As my brain started shifting my thoughts got clearer. The extra serotonin gave me a better mental frame to tackle the anxious thoughts I was having all the time. Having more time and space to feel less anxious helped my brain build better connections which made future bits of anxiety easier to handle. A sort of domino effect with the final impact being that I felt overall better.
Which caused me a lot of guilt. I was in this weird situation where on one hand I felt like I was making a lot of positive growth mentally and emotionally. On the other hand, my long-term relationship was crumbling around me, probably at least partially impacted by my anxiety and depression. Not that they were the cause, I don’t earnestly believe that. But if you’ve been in a relationship with someone with high anxiety and depression or a low sense of self-worth you start to understand how our own internal visions of ourselves can impact those around us. Having anxiety or depression doesn’t make you selfish, but it can leave less room for other things.
Anyway, it’s something that’s been consuming me a lot more this year. It’s probably part of turning 30 and recognizing the radical ways I’ve changed as I enter into a new phase of adulthood. Equally, it’s also probably related to celebrating 3 years with Zach and knowing that in a year and some change it’ll be the longest relationship I’ve ever had.

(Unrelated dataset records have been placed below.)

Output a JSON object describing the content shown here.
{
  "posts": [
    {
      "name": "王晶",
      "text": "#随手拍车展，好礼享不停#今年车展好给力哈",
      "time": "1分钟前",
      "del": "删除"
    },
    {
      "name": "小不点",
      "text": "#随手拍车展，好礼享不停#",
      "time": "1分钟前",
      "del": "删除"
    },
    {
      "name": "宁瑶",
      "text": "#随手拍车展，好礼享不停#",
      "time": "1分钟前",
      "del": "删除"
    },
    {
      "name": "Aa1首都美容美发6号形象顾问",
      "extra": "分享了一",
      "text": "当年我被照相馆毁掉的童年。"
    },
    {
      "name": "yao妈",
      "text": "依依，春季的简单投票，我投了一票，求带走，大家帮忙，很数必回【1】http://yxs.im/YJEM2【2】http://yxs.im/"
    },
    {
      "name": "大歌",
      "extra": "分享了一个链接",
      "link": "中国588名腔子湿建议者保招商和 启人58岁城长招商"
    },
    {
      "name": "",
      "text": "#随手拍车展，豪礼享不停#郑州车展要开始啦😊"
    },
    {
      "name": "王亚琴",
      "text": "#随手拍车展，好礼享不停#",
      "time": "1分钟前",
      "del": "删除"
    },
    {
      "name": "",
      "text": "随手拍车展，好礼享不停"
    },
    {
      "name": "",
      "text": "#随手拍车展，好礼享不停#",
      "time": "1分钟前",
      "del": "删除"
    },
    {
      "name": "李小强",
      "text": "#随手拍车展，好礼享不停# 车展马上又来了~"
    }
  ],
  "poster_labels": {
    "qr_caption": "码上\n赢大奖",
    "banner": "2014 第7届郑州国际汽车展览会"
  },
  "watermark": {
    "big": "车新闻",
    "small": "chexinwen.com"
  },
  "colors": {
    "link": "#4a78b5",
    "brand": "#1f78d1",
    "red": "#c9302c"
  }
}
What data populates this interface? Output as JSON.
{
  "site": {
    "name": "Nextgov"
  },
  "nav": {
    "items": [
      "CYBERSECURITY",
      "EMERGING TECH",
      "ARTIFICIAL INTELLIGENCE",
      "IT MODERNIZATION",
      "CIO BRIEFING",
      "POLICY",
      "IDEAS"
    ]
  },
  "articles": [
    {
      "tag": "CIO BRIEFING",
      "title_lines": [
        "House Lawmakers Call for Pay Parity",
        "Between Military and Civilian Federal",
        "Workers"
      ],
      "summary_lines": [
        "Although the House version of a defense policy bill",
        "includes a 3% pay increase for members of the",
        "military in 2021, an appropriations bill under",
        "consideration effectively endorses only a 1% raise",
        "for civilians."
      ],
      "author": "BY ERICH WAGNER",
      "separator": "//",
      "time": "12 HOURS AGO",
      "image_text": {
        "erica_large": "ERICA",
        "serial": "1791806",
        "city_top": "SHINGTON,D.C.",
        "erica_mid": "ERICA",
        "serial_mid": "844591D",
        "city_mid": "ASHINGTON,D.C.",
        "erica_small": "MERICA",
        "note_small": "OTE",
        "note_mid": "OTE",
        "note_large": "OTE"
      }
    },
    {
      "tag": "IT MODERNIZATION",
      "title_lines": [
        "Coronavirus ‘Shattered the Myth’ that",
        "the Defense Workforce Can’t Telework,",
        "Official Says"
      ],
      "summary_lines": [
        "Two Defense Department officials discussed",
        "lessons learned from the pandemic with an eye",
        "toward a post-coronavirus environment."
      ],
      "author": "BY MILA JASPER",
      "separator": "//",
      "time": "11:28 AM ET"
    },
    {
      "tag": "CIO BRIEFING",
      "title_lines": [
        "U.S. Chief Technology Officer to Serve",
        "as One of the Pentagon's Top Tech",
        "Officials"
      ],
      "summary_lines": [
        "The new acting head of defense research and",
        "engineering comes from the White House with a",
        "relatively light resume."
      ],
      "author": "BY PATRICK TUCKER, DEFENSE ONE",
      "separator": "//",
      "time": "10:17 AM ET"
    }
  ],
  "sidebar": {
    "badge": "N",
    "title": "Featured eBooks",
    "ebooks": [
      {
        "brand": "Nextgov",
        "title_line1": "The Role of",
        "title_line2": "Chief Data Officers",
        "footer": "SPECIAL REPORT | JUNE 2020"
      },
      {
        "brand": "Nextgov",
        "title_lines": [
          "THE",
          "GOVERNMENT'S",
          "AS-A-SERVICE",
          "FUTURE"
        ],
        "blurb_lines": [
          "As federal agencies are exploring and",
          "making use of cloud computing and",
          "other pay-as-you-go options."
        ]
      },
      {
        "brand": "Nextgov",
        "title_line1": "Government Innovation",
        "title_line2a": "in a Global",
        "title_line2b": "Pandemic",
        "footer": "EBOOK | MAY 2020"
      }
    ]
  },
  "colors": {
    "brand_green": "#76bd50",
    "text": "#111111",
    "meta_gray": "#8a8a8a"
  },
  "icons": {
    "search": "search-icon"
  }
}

If my mid-twenties represented a rapid change and growth in my own relationship to my mental health and internal self, my early thirties should probably be focused on nurturing those changes. That also means giving a name to things: accepting that depression and anxiety can play a part in your mental health but aren’t a part of you.
Or something like that.
As I’ve started writing more (or again), I’ve felt an internal pressure to come to some sort of profound narrative related to my depression. Which is ultimately not how depression or anxiety really work. Yes, sometimes you get over a temporary depression associated with grief or a life event, but mostly it’s a feeling everyone has that some people have more.
Additionally, most people don’t seek out stories for an answer to their depression. Instead, they seek our narratives that give a name or shape to what they’re feeling, that help make something more amorphous seem concrete. The beauty of that type of art is not its ability to promise us a permanent solution, but to keep us company or help us feel seen.
Or, again: something like that.
A list of things I’ve consumed lately when thinking about depression:
Bug Like an Angel, Mitski
Fast Car, Tracy Chapman (the original is pretty good honestly idc)
Soak up the Sun, Soccer Mommy
Hand in My Pocket - Alanis Morissette (an earworm giving me a lot of grief)
A lot of bad Bluesky posts now that I’m trying to ditch Twitter (X) and permanently shift somewhere else.
Buttercup, Slaughter Beach, Dog
After Party Seasons 1 & 2 - Glad we’re in a new stage of media that’s bringing back the murder mystery.
Too many Civilization VI games.
Pumpkin cream cold brew from Starbucks (even though I’m trying to spend less there so I can have some chance of buying a house in my lifetime)
Thanks for reading Inane Consumption! Subscribe for free to make me feel good about myself